Justin Lincoln's notational productions. Thoughts, text, images, sounds, and videos.
(Negri): In your book on Foucault, and then again in your TV interview at INA, you suggest we should look in more detail at three kinds of power: sovereign power, disciplinary power, and above all the control of “communication” that’s on the way to becoming hegemonic. On the one hand this third scenario relates to the most perfect form of domination, extending even to speech and imagination, but on the other hand any man, any minority, any singularity, is more than ever before potentially able to speak out and thereby recover a greater degree of freedom. In the Marxist utopia of the Grundrisse, communism takes precisely the form of a transversal organization of free individuals built on a technology that makes it possible. Is communism still a viable option? Maybe in a communication society it’s less utopian than it used to be?
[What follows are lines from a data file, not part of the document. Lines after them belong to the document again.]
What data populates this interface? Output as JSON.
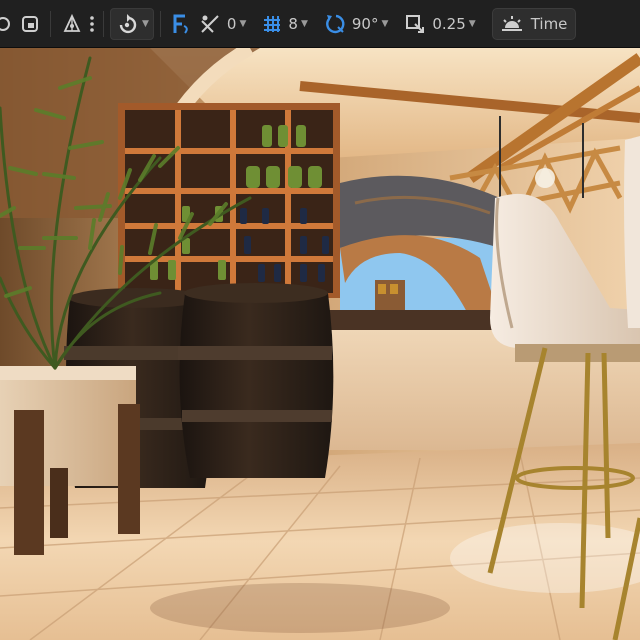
{
  "toolbar": {
    "items": [
      {
        "id": "rotate_pivot",
        "value": ""
      },
      {
        "id": "surface_snap",
        "value": ""
      },
      {
        "id": "grid_snap",
        "value": "0"
      },
      {
        "id": "grid_size",
        "value": "8"
      },
      {
        "id": "rotation_snap",
        "value": "90°"
      },
      {
        "id": "scale_snap",
        "value": "0.25"
      }
    ],
    "time_label": "Time"
  },
  "colors": {
    "toolbar_bg": "#202020",
    "accent_blue": "#3a8ee6",
    "wall": "#e9c9a2",
    "ceiling_beam": "#b8742f",
    "sky": "#8fc7ef",
    "floor": "#f2d6b2"
  },
  "icons": [
    "transform-icon",
    "snap-icon",
    "pivot-icon",
    "more-vert-icon",
    "rotate-mode-icon",
    "focus-icon",
    "angle-snap-icon",
    "grid-icon",
    "rotate-snap-icon",
    "scale-snap-icon",
    "time-of-day-icon"
  ]
}
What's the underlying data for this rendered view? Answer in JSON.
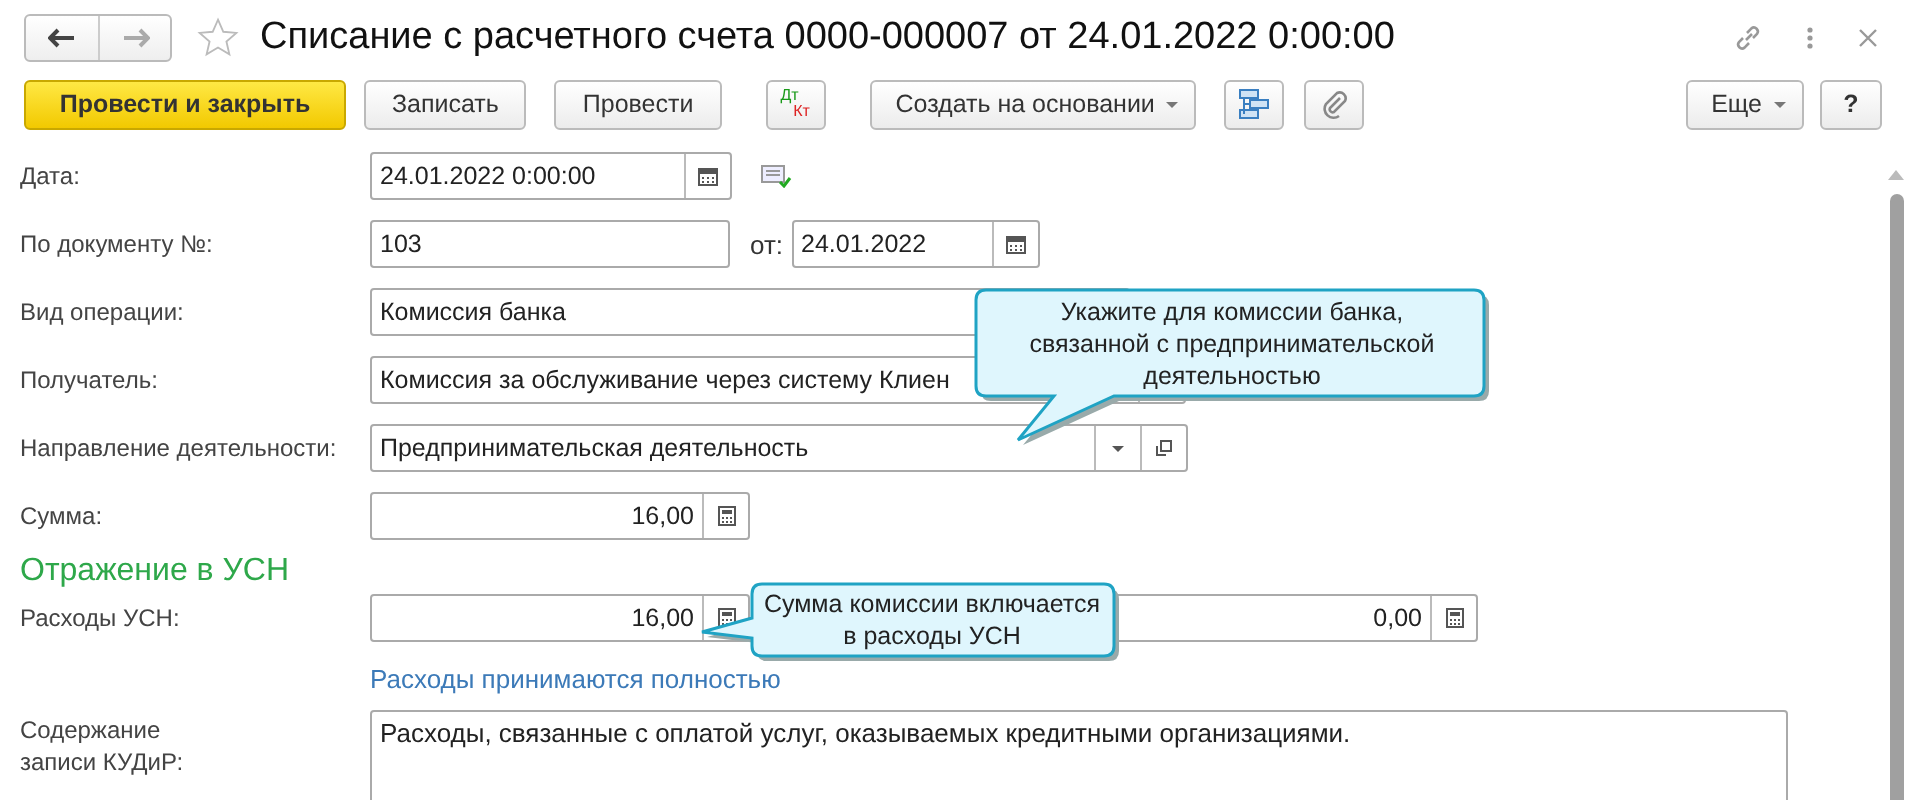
{
  "window": {
    "title": "Списание с расчетного счета 0000-000007 от 24.01.2022 0:00:00",
    "favorite": false
  },
  "toolbar": [
    {
      "kind": "primary",
      "label": "Провести и закрыть"
    },
    {
      "kind": "button",
      "label": "Записать"
    },
    {
      "kind": "button",
      "label": "Провести"
    },
    {
      "kind": "dtkt",
      "label": "Дт",
      "label2": "Кт"
    },
    {
      "kind": "dropdown",
      "label": "Создать на основании"
    },
    {
      "kind": "structure"
    },
    {
      "kind": "attach"
    }
  ],
  "toolbar_right": [
    {
      "kind": "dropdown",
      "label": "Еще"
    },
    {
      "kind": "button",
      "label": "?"
    }
  ],
  "fields": [
    {
      "kind": "date",
      "label": "Дата:",
      "value": "24.01.2022  0:00:00"
    },
    {
      "kind": "docnum",
      "label": "По документу №:",
      "value": "103",
      "label2": "от:",
      "value2": "24.01.2022"
    },
    {
      "kind": "text",
      "label": "Вид операции:",
      "value": "Комиссия банка"
    },
    {
      "kind": "select",
      "label": "Получатель:",
      "value": "Комиссия за обслуживание через систему Клиен"
    },
    {
      "kind": "select_open",
      "label": "Направление деятельности:",
      "value": "Предпринимательская деятельность"
    },
    {
      "kind": "number",
      "label": "Сумма:",
      "value": "16,00"
    }
  ],
  "usn": {
    "heading": "Отражение в УСН",
    "label": "Расходы УСН:",
    "value": "16,00",
    "value2": "0,00",
    "link": "Расходы принимаются полностью",
    "memo_label": "Содержание записи КУДиР:",
    "memo": "Расходы, связанные с оплатой услуг, оказываемых кредитными организациями."
  },
  "callouts": [
    {
      "text": "Укажите для комиссии банка, связанной с предпринимательской деятельностью"
    },
    {
      "text": "Сумма комиссии включается в расходы УСН"
    }
  ]
}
(Deleuze): We’re definitely moving toward “control” societies that are no longer exactly disciplinary. Foucault’s often taken as the theorist of disciplinary societies and of their principal technology, confinement (not just in hospitals and prisons, but in schools, factories, and barracks). But he was actually one of the first to say that we’re moving away from disciplinary societies, we’ve already left them behind. We’re moving toward control societies that no longer operate by confining people but through continuous control and instant communication. Burroughs was the first to address this. People are of course constantly talking about prisons, schools, hospitals: the institutions are breaking down. But they’re breaking down because they’re fighting a losing battle. New kinds of punishment, education, healthcare are being stealthily introduced. Open hospitals and teams providing home care have been around for some time. One can envisage education becoming less and less a closed site differentiated from the workspace as another closed site, but both disappearing and giving way to frightful continual training, to continual monitoring of worker-school kids or bureaucrat-students. They try to present this as a reform of the school system, but it’s really its dismantling. In a control-based system nothing’s left alone for long. You yourself long ago suggested how work in Italy was being transformed by forms of part-time work done at home, which have spread since you wrote (and by new forms of circulation and distribution of products). One can of course see how each kind of society corresponds to a particular kind of machine-with simple mechanical machines corresponding to sovereign societies, thermodynamic machines to disciplinary societies, cybernetic machines and computers to control societies. But the machines don’t explain anything, you have to analyze the collective apparatuses of which the machines are just one component. Compared with the approaching forms of ceaseless control in open sites, we may come to see the harshest confinement as part of a wonderful happy past. The quest for “universals of communication” ought to make us shudder. It’s true that, even before control societies are fully in place, forms of delinquency or resistance (two different things) are also appearing. Computer piracy and viruses, for example, will replace strikes and what the nineteenth century called “sabotage” (“clogging” the machinery). You ask whether control or communication societies will lead to forms of resistance that might reopen the way for a communism understood as the “transversal organization of free individuals.” Maybe, I don’t know. But it would be nothing to do with minorities speaking out. Maybe speech and communication have been corrupted. They’re thoroughly permeated by money - and not by accident but by their very nature. We’ve got to hijack speech. Creating has always been something different from communicating. The key thing may be to create vacuoles of noncommunication, circuit breakers, so we can elude control.
Conversation with Toni Negri
Futur Antérieur 1 (Spring 1990)
Deleuze, Negotiations, 1972-1990